On September 26th, the clickbait-able happened: NASA smashed a spacecraft going 14,000 mph into an asteroid larger than the Washington Monument. This was intentional, the years-long result of careful planning, engineering, and worldwide collaboration that constituted the Double Asteroid Redirection Test.
What was surprising to scientists was just how spectacular DART’s impact with its target asteroid, Dimorphos, really was. Images taken by the James Webb Telescope and Hubble showed an explosive collision, much bigger than scientists had predicted.
The images in tandem provide far greater detail of the impact’s aftermath, given the different wavelength ranges the two telescopes cover: Webb snapped the event in infrared, while Hubble did so in the visible range. Together, they showed a notable brightening of the system post-crash, with great spikes of ejected material shooting out into space. These images will serve as major pieces in the ongoing puzzle of Dimorphos’ chemical composition and post-impact behavior.
To NASA Administrator Bill Nelson, this coordination between Hubble and Webb—and a vast network of ground-based telescopes—reflects the power of astronomical collaboration in general. “Webb and Hubble show what we’ve always known to be true at NASA: We learn more when we work together,” said Nelson.
Indeed, international collaboration has been instrumental to DART’s success, particularly in the moments directly following the crash. DART’s companion, the Italian LICIACube satellite, captured the impact from a few dozen miles away. On the ground, the ESA’s Near-Earth Object Coordination Centre (NEOCC) had half a dozen telescopes in favorable locations observe the event. One of the most striking videos of the crash came out of the Les Makes observatory on Réunion, a French Island slightly east of Madagascar.
Many of these telescopes, including Hubble, will continue to monitor Dimorphos’ orbit, as scientists worldwide work to calculate how much it shifted post-impact.
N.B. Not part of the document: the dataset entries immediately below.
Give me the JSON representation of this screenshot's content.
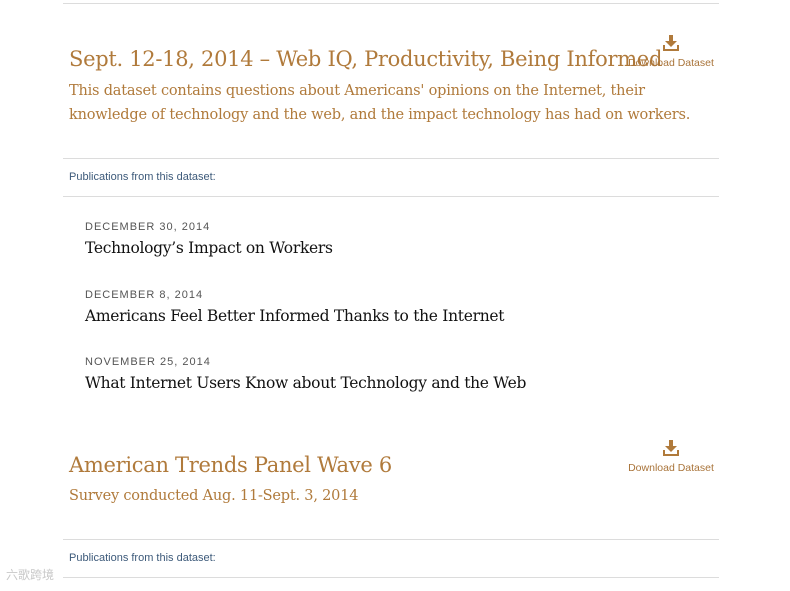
{
  "datasets": [
    {
      "title": "Sept. 12-18, 2014 – Web IQ, Productivity, Being Informed",
      "description": "This dataset contains questions about Americans' opinions on the Internet, their knowledge of technology and the web, and the impact technology has had on workers.",
      "download_label": "Download Dataset",
      "publications_label": "Publications from this dataset:",
      "publications": [
        {
          "date": "DECEMBER 30, 2014",
          "title": "Technology’s Impact on Workers"
        },
        {
          "date": "DECEMBER 8, 2014",
          "title": "Americans Feel Better Informed Thanks to the Internet"
        },
        {
          "date": "NOVEMBER 25, 2014",
          "title": "What Internet Users Know about Technology and the Web"
        }
      ]
    },
    {
      "title": "American Trends Panel Wave 6",
      "description": "Survey conducted Aug. 11-Sept. 3, 2014",
      "download_label": "Download Dataset",
      "publications_label": "Publications from this dataset:"
    }
  ],
  "watermark": "六歌跨境",
  "colors": {
    "accent": "#b07a3b",
    "link_blue": "#3d5a7a",
    "rule": "#dcdcdc"
  },
  "icons": {
    "download": "download-icon"
  }
}
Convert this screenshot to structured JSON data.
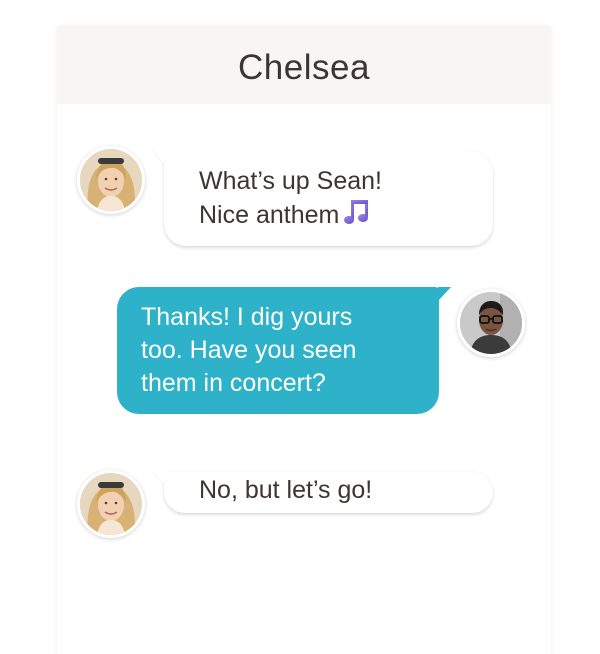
{
  "header": {
    "title": "Chelsea"
  },
  "messages": [
    {
      "sender": "incoming",
      "lines": [
        "What’s up Sean!",
        "Nice anthem"
      ],
      "emoji": "musical-notes-icon"
    },
    {
      "sender": "outgoing",
      "lines": [
        "Thanks! I dig yours",
        "too. Have you seen",
        "them in concert?"
      ]
    },
    {
      "sender": "incoming",
      "lines": [
        "No, but let’s go!"
      ]
    }
  ],
  "colors": {
    "header_bg": "#f8f6f3",
    "header_text": "#3e3532",
    "outgoing_bubble": "#2eb2c9",
    "incoming_bubble": "#ffffff",
    "emoji": "#7b62d1"
  }
}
A few years down the line, the ESA’s Hera mission will get an even closer look at the aftermath.
This kind of worldwide collaboration is integral to astronomy. The extremes that define our universe—distance, brightness, mass, time—cannot be effectively confronted when working in isolation: our planet is small enough as it is. While competition to become an astronomer may be stiff, there’s no shortage of resources in space. We need as much coverage as possible, in all wavelengths and all locations.